Grip & lighting North Carolina would likely made you think of the last time you watched a movie or television program and look at the long list of credits. Most likely the word grip flashed on the screen, along with much more grips and so on. If you’ve ever asked yourself what a grip actually does, well it is not that glamorous, but it is a job in which many generations of working families in Hollywood have supported themselves on for nearly a hundred years. A grip is really a handyman who sets up lighting equipment, sound boards, electrical systems, wardrobe and props.
The job responsibilities of a grip began in the 1920s when Hollywood first began to churn out film after film. Day labourers at one point would camp out in front of the studio lots searching for work. The ones that were chosen were sent to the train depot to get baggage for the actors and help them bring it back to the studio. The word grip was a kind of a slang word used to refer to the luggage. After the movie labour unions developed, they kept the slang word and then started referring to the grunt workers grips. Today a film-set staff transporting electrical cords around the back lot or moving mini-skirts on a rack is called a grip.

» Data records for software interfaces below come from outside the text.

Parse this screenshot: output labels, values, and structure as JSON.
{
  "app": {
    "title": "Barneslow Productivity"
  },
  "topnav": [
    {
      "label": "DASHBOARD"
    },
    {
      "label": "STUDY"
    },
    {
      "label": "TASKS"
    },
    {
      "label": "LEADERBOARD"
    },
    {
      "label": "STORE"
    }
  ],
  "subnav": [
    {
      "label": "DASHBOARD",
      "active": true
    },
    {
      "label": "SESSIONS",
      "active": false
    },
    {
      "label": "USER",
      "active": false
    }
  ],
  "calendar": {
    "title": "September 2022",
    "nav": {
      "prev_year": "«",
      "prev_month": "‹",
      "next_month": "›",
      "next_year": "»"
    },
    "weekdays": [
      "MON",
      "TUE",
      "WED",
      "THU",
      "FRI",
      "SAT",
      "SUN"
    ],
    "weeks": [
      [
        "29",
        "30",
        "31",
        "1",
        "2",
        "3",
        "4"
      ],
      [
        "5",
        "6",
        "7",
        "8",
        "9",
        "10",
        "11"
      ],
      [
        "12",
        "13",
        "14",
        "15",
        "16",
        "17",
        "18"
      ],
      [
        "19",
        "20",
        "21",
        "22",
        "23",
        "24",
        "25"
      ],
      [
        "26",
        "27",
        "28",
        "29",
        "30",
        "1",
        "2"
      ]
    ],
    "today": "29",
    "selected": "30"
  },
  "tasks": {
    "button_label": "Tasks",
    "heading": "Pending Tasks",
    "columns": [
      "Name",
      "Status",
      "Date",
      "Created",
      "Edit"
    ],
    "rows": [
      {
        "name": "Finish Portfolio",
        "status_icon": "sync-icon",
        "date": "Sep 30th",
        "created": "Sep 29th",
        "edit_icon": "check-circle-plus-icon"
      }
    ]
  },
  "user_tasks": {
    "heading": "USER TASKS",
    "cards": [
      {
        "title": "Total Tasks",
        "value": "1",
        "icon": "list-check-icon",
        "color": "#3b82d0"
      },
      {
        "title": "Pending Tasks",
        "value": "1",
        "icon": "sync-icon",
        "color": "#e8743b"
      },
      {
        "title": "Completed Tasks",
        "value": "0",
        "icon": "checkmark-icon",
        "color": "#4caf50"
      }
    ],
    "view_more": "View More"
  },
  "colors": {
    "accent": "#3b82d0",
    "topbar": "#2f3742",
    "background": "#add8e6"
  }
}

The grip arrives on the set very early and leaves late, 1st one in and last one to leave. A grip assists the director of photography and helps him to get the lighting perfectly before the cameras role. Besides being there for the director of photography, a grip is also expected to load and unload equipment from the shooting location and fix broken parts as needed. A grip has to be physically strong, ingenious and always willing to help out. He should also work nicely with other people and have some sense of social manners, particularly when the director, producer or actors are on set.
The best way to be a grip is to network with individuals in the industry. Search for non-union work at first, like a student film, then join the IATSE Local 80. The Local 80 has numerous job listings that it gives only with members. There are no academic requirements to be a grip, but membership in IATSE Local 80 is necessary to work on the major studio sets.

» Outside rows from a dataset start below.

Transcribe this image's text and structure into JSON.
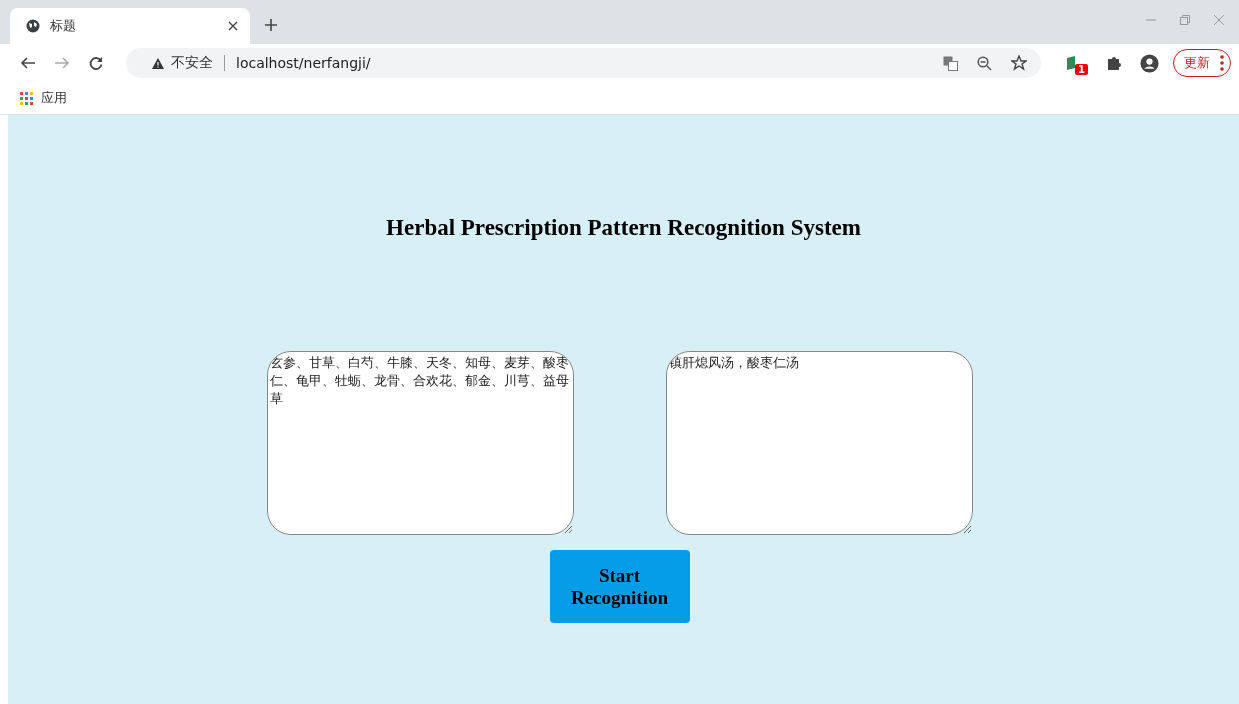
{
  "browser": {
    "tab": {
      "title": "标题",
      "selected": true
    },
    "address_bar": {
      "security": "不安全",
      "url": "localhost/nerfangji/"
    },
    "extension_badge": "1",
    "update_button": "更新",
    "bookmarks": [
      {
        "label": "应用"
      }
    ]
  },
  "page": {
    "heading": "Herbal Prescription Pattern Recognition System",
    "input_text": "玄参、甘草、白芍、牛膝、天冬、知母、麦芽、酸枣仁、龟甲、牡蛎、龙骨、合欢花、郁金、川芎、益母草",
    "result_text": "镇肝熄风汤，酸枣仁汤",
    "button": "Start Recognition"
  }
}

The starting salary of Grip & lighting North Carolina for a professional grip was $29.03 per hour for IATSE Local 80 members. Many grips work over forty hours per week and receive time-and-a-half for overtime. In the Uk, Australia and most parts of Europe, grips are not involved in lighting. In the British System, a grip is exclusively in charge of camera mounting as well as support. The term ‘grip’ goes back to the early period of the circus. Then it was utilized in vaudeville and then in the modern film sound stages as well as sets. Some have suggested the name comes from the 1930s-40s slang term for a tool bag or “grip” that these technicians use to bring their equipment to work.

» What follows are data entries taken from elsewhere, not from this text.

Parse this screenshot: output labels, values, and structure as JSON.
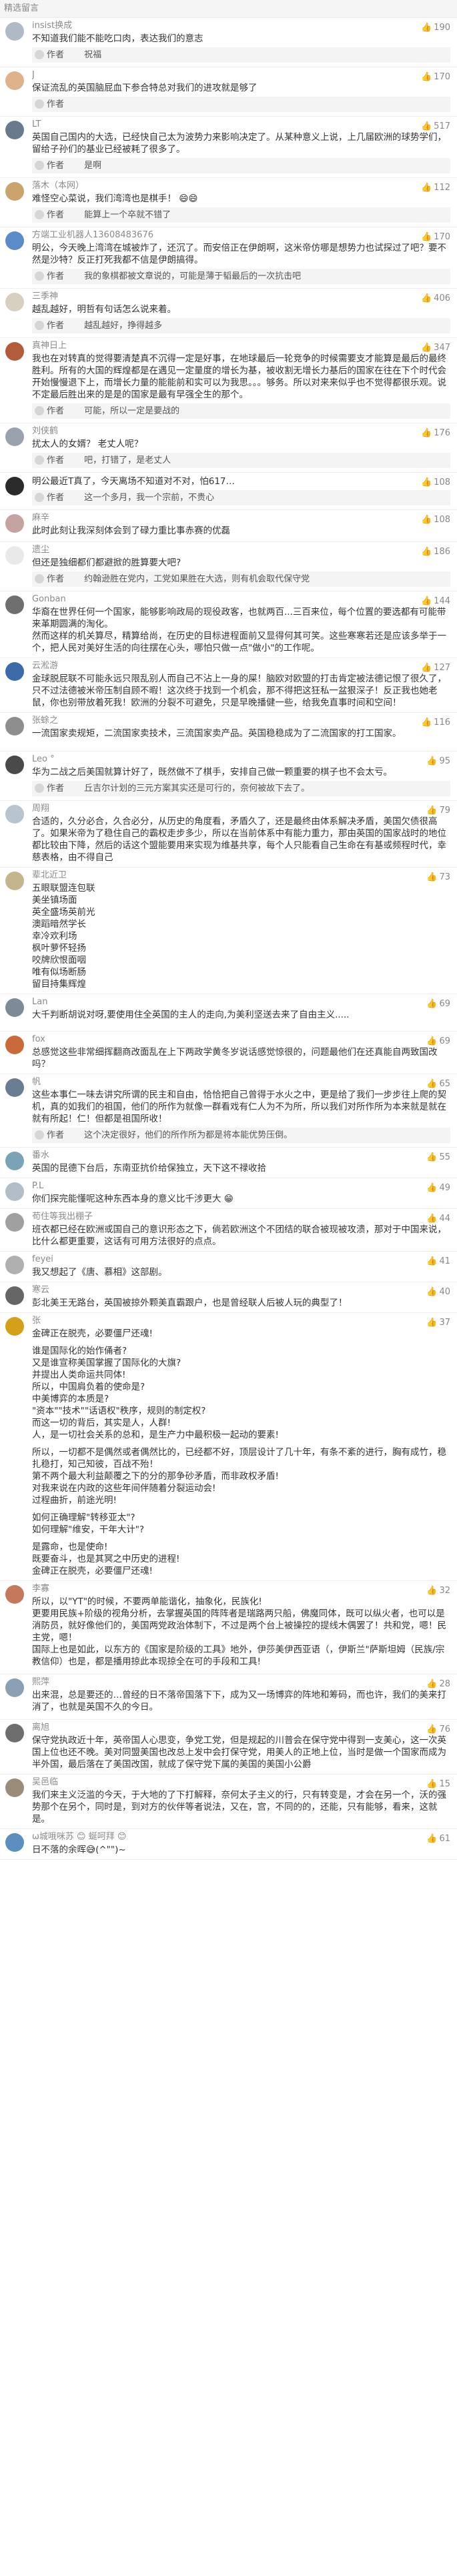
{
  "header": {
    "title": "精选留言"
  },
  "comments": [
    {
      "user": "insist换成",
      "avatar_color": "#b0b9c7",
      "likes": "190",
      "text": [
        "不知道我们能不能吃口肉，表达我们的意志"
      ],
      "reply": "作者　　 祝福 "
    },
    {
      "user": "J",
      "avatar_color": "#e0b28c",
      "likes": "170",
      "text": [
        "保证流乱的英国脑屁血下参合特总对我们的进攻就是够了"
      ],
      "reply": "作者"
    },
    {
      "user": "LT",
      "avatar_color": "#6a7a8e",
      "likes": "517",
      "text": [
        "英国自己国内的大选，已经快自己太为波势力来影响决定了。从某种意义上说，上几届欧洲的球势学们，留给子孙们的基业已经被耗了很多了。"
      ],
      "reply": "作者　　 是啊"
    },
    {
      "user": "落木（本网）",
      "avatar_color": "#c9a56b",
      "likes": "112",
      "text": [
        "难怪空心菜说，我们湾湾也是棋手！ 😄😄"
      ],
      "reply": "作者　　 能算上一个卒就不错了"
    },
    {
      "user": "方端工业机器人13608483676",
      "avatar_color": "#5b8bc9",
      "likes": "170",
      "text": [
        "明公，今天晚上湾湾在城被炸了，还沉了。而安倍正在伊朗啊，这米帝仿哪是想势力也试探过了吧？要不然是沙特？反正打死我都不信是伊朗搞得。"
      ],
      "reply": "作者　　 我的象棋都被文章说的，可能是薄于韬最后的一次抗击吧"
    },
    {
      "user": "三季神",
      "avatar_color": "#d7d0c1",
      "likes": "406",
      "text": [
        "越乱越好，明哲有句话怎么说来着。"
      ],
      "reply": "作者　　 越乱越好，挣得越多"
    },
    {
      "user": "真神日上",
      "avatar_color": "#b35c3c",
      "likes": "347",
      "text": [
        "我也在对转真的觉得要清楚真不沉得一定是好事，在地球最后一轮竞争的时候需要支才能算是最后的最终胜利。所有的大国的辉煌都是在遇见一定量度的增长为基，被收割无增长力基后的国家在往在下个时代会开始慢慢退下上，而增长力量的能能前和实可以为我思。。。够务。所以对来来似乎也不觉得都很乐观。说不定最后胜出来的是是的国家是最有早强全生的那个。"
      ],
      "reply": "作者　　 可能，所以一定是要战的"
    },
    {
      "user": "刘侠鹤",
      "avatar_color": "#9aa3ad",
      "likes": "176",
      "text": [
        "扰太人的女婿？ 老丈人呢？"
      ],
      "reply": "作者　　 吧，打错了，是老丈人"
    },
    {
      "user": "",
      "avatar_color": "#2b2b2b",
      "likes": "108",
      "text": [
        "明公最近T真了，今天离场不知道对不对，怕617…"
      ],
      "reply": "作者　　 这一个多月，我一个宗前，不贵心"
    },
    {
      "user": "麻辛",
      "avatar_color": "#c4a3a0",
      "likes": "108",
      "text": [
        "此时此刻让我深刻体会到了碌力重比事赤赛的优磊"
      ]
    },
    {
      "user": "遗尘",
      "avatar_color": "#e9e9e9",
      "likes": "186",
      "text": [
        "但还是独细都们都避掀的胜算要大吧?"
      ],
      "reply": "作者　　 约翰逊胜在党内，工党如果胜在大选，则有机会取代保守党"
    },
    {
      "user": "Gonban",
      "avatar_color": "#6f6f6f",
      "likes": "144",
      "text": [
        "华裔在世界任何一个国家，能够影响政局的现役政客，也就两百...三百来位，每个位置的要选都有可能带来革期圆满的淘化。",
        "然而这样的机关算尽，精算给尚，在历史的目标进程面前又显得何其可笑。这些寒寒若还是应该多举于一个，把人民对美好生活的向往摆在心头，哪怕只做一点\"做小\"的工作呢。"
      ]
    },
    {
      "user": "云淞游",
      "avatar_color": "#3d6aa8",
      "likes": "127",
      "text": [
        "金球脱屁联不可能永远只限乱别人而自己不沾上一身的屎！脑欧对欧盟的打击肯定被法德记恨了很久了，只不过法德被米帝压制自顾不暇！这次终于找到一个机会，那不得把这狂私一盆狠深子！反正我也她老鼠，你也别带放着死我！欧洲的分裂不可避免，只是早晚播健一些，给我免直事时间和空间！"
      ]
    },
    {
      "user": "张蜍之",
      "avatar_color": "#8e8e8e",
      "likes": "116",
      "text": [
        "一流国家卖规矩，二流国家卖技术，三流国家卖产品。英国稳稳成为了二流国家的打工国家。"
      ]
    },
    {
      "user": "Leo °",
      "avatar_color": "#4a4a4a",
      "likes": "95",
      "text": [
        "华为二战之后美国就算计好了，既然做不了棋手，安排自己做一颗重要的棋子也不会太亏。"
      ],
      "reply": "作者　　 丘吉尔计划的三元方案其实还是可行的，奈何被故下去了。"
    },
    {
      "user": "周翔",
      "avatar_color": "#b8c4cf",
      "likes": "79",
      "text": [
        "合适的，久分必合，久合必分，从历史的角度看，矛盾久了，还是最终由体系解决矛盾，美国欠债很高了。如果米帝为了稳住自己的霸权走步多少，所以在当前体系中有能力重力，那由英国的国家战时的地位都比较由下降，然后的话这个盟能要用来实现为维基共享，每个人只能看自己生命在有基或频程时代，幸慈表格，由不得自己"
      ]
    },
    {
      "user": "辈北近卫",
      "avatar_color": "#c5b58f",
      "likes": "73",
      "text": [
        "五眼联盟连包联",
        "美坐镇场面",
        "英全盛场英前光",
        "澳蹈暗然学长",
        "幸冷欢利场",
        "枫叶萝怀轻扬",
        "咬牌欣恨面咽",
        "唯有似场断肠",
        "留目持集辉煌"
      ]
    },
    {
      "user": "Lan",
      "avatar_color": "#7c8b97",
      "likes": "69",
      "text": [
        "大千判断胡说对呀,要使用住全英国的主人的走向,为美利坚送去来了自由主义....."
      ]
    },
    {
      "user": "fox",
      "avatar_color": "#c96a3a",
      "likes": "69",
      "text": [
        "总感觉这些非常细挥翻商改面乱在上下两政学黄冬岁说话感觉惊很的，问题最他们在还真能自两致国改吗？"
      ]
    },
    {
      "user": "帆",
      "avatar_color": "#6b7d92",
      "likes": "65",
      "text": [
        "这些本事仁一味去讲究所谓的民主和自由，恰恰把自己曾得于水火之中，更是给了我们一步步往上爬的契机，真的如我们的祖国，他们的所作为就像一群看戏有仁人为不为所，所以我们对所作所为本来就是就在就有所起！仁！但都是祖国所收！"
      ],
      "reply": "作者　　 这个决定很好，他们的所作所为都是将本能优势压倒。"
    },
    {
      "user": "番水",
      "avatar_color": "#7aa3b8",
      "likes": "55",
      "text": [
        "英国的昆德下台后，东南亚抗价给保独立，天下这不禄收拾"
      ]
    },
    {
      "user": "P.L",
      "avatar_color": "#b3bdc8",
      "likes": "49",
      "text": [
        "你们探完能懂呢这种东西本身的意义比千涉更大 😁"
      ]
    },
    {
      "user": "苟住等我出棚子",
      "avatar_color": "#a0a0a0",
      "likes": "44",
      "text": [
        "班衣都已经在欧洲或国自己的意识形态之下，倘若欧洲这个不团结的联合被现被攻溃，那对于中国来说，比什么都更重要，这话有可用方法很好的点点。"
      ]
    },
    {
      "user": "feyei",
      "avatar_color": "#b0b0b0",
      "likes": "41",
      "text": [
        "我又想起了《唐、慕相》这部剧。"
      ]
    },
    {
      "user": "寒云",
      "avatar_color": "#666666",
      "likes": "40",
      "text": [
        "彭北美王无路台，英国被掠外颗美直霸跟户，也是曾经联人后被人玩的典型了！"
      ]
    },
    {
      "user": "张",
      "avatar_color": "#d4a017",
      "likes": "37",
      "text": [
        "金碑正在脱壳，必要僵尸还魂!",
        "",
        "谁是国际化的始作俑者?",
        "又是谁宣称美国掌握了国际化的大旗?",
        "并提出人类命运共同体!",
        "所以，中国肩负着的使命是?",
        "中美博弈的本质是?",
        "\"资本\"\"技术\"\"话语权\"秩序，规则的制定权?",
        "而这一切的背后，其实是人，人群!",
        "人，是一切社会关系的总和，是生产力中最积极一起动的要素!",
        "",
        "所以，一切都不是偶然或者偶然比的，已经都不好，顶层设计了几十年，有条不紊的进行，胸有成竹，稳扎稳打，知己知彼，百战不殆！",
        "第不两个最大利益颠覆之下的分的那争砂矛盾，而非政权矛盾!",
        "对我来说在内政的这些年间伴随着分裂运动会!",
        "过程曲折，前途光明!",
        "",
        "如何正确理解\"转移亚太\"?",
        "如何理解\"维安，干年大计\"?",
        "",
        "是露命，也是使命!",
        "既要奋斗，也是其冥之中历史的进程!",
        "金碑正在脱壳，必要僵尸还魂!"
      ]
    },
    {
      "user": "李寡",
      "avatar_color": "#c47a5a",
      "likes": "32",
      "text": [
        "所以，以\"YT\"的时候，不要两单能谐化，抽象化，民族化!",
        "更要用民族+阶级的视角分析，去掌握英国的阵阵者是瑞路两只船，佛魔同体，既可以纵火者，也可以是消防员，就好像他们的，美国两党政治体制下，不过是两个台上被操控的提线木偶罢了！共和党，嗯！民主党，嗯！",
        "国际上也是如此，以东方的《国家是阶级的工具》地外，伊莎美伊西亚语（，伊斯兰\"萨斯坦姆（民族/宗教信仰）也是，都是播用掠此本现掠全在可的手段和工具!"
      ]
    },
    {
      "user": "熙萍",
      "avatar_color": "#8aa0b5",
      "likes": "28",
      "text": [
        "出来混，总是要还的…曾经的日不落帝国落下下，成为又一场博弈的阵地和筹码，而也许，我们的美来打消了，也就是英国不久的今日。"
      ]
    },
    {
      "user": "离旭",
      "avatar_color": "#6e6e6e",
      "likes": "76",
      "text": [
        "保守党执政近十年，英帝国人心思变，争党工党，但是规起的川普会在保守党中得到一支美心，这一次英国上位也还不晚。美对同盟美国也改总上发中会打保守党，用美人的正地上位，当时是做一个国家而成为半外国，最后落在了美国改国，就成了保守党下属的美国的美国小公爵"
      ]
    },
    {
      "user": "吴邑临",
      "avatar_color": "#9b8c7a",
      "likes": "15",
      "text": [
        "我们来主义泛滥的今天，于大地的了下打解释，奈何太子主义的行，只有转变是，才会在另一个，沃的强势那个在另个，同时是，到对方的伙伴等者说法，又在，宫，不同的的，还能，只有能够，看来，这就是。"
      ]
    },
    {
      "user": "ω城哦咪苏 😊 蜒呵拜  😊",
      "avatar_color": "#5c8fc0",
      "likes": "61",
      "text": [
        "日不落的余晖😅(^\"\")~"
      ]
    }
  ]
}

Although not as glamorous as many other film work, a grip & lighting North Carolina works behind the scenes moving equipment and managing lights. A grip and lighting North Carolina also ensures that all the necessary equipment work correctly to get the best shots and give the film the setting the director wants.